Gravity waves are omnipresent in the atmosphere. In this presentation you will hear more about the different wave types, their appearance in satellite imagery and about their physical background.
Most gravity waves are generated by orographic elevations and in this case we call them lee waves. They can present a serious threat to aircrafts when the air flow changes from laminar to turbulent or when rotor clouds are generated. When this happens without accompanying condensation processes, the phenomenon is called "Clear Air Turbulence" (CAT). In many cases, waves in the atmosphere are accompanied by a characteristic cloud pattern visible in the IR and VIS imagery that helps in identifying regions potentially hazardous for aircrafts.
Gravity waves can however also result from internal friction/shear processes when two layers of air with different physical properties (e.g. temperature, density, wind speed ...) are acting one on the other. This wave type is called Kelvin-Helmholtz wave.

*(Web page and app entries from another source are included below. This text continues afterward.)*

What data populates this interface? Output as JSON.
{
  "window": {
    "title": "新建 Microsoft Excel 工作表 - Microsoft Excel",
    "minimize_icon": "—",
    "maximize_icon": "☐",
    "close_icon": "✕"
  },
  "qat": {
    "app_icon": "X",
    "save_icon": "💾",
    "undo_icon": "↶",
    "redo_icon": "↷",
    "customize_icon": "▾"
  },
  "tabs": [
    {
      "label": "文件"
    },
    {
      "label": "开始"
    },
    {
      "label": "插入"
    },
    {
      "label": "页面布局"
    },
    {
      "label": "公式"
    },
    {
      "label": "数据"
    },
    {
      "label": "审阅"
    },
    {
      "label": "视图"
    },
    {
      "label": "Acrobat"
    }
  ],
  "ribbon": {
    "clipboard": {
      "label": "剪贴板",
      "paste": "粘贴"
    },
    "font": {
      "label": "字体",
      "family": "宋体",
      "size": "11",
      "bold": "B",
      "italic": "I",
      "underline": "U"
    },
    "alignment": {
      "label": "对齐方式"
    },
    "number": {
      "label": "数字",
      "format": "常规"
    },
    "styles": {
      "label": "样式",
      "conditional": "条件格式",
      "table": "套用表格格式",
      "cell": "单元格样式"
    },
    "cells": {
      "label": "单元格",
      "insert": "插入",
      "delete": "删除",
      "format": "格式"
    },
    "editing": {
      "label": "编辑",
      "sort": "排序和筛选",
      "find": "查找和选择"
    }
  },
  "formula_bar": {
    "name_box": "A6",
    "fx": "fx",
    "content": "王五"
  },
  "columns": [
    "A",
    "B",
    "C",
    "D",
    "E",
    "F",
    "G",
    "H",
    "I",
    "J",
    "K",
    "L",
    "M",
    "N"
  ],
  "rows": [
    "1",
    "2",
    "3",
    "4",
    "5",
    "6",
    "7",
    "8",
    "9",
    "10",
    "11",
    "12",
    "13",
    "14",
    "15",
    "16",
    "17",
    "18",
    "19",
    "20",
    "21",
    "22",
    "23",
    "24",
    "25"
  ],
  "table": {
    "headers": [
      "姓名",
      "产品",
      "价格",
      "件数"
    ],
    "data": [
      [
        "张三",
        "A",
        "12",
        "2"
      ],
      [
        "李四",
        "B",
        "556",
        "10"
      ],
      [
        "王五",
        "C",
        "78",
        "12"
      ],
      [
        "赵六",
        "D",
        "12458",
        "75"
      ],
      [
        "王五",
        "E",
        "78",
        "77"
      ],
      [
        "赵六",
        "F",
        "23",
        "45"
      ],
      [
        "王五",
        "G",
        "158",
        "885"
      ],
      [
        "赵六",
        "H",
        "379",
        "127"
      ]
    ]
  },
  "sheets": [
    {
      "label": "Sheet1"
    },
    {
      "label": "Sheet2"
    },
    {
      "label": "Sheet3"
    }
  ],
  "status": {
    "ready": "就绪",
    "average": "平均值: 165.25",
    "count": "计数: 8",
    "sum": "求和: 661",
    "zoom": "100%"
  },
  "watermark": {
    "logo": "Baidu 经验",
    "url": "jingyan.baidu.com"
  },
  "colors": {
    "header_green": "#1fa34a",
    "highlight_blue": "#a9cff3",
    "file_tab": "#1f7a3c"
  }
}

Turbulence caused by velocity and directional shear are relatively common in the upper Troposphere in the regions of jet streaks.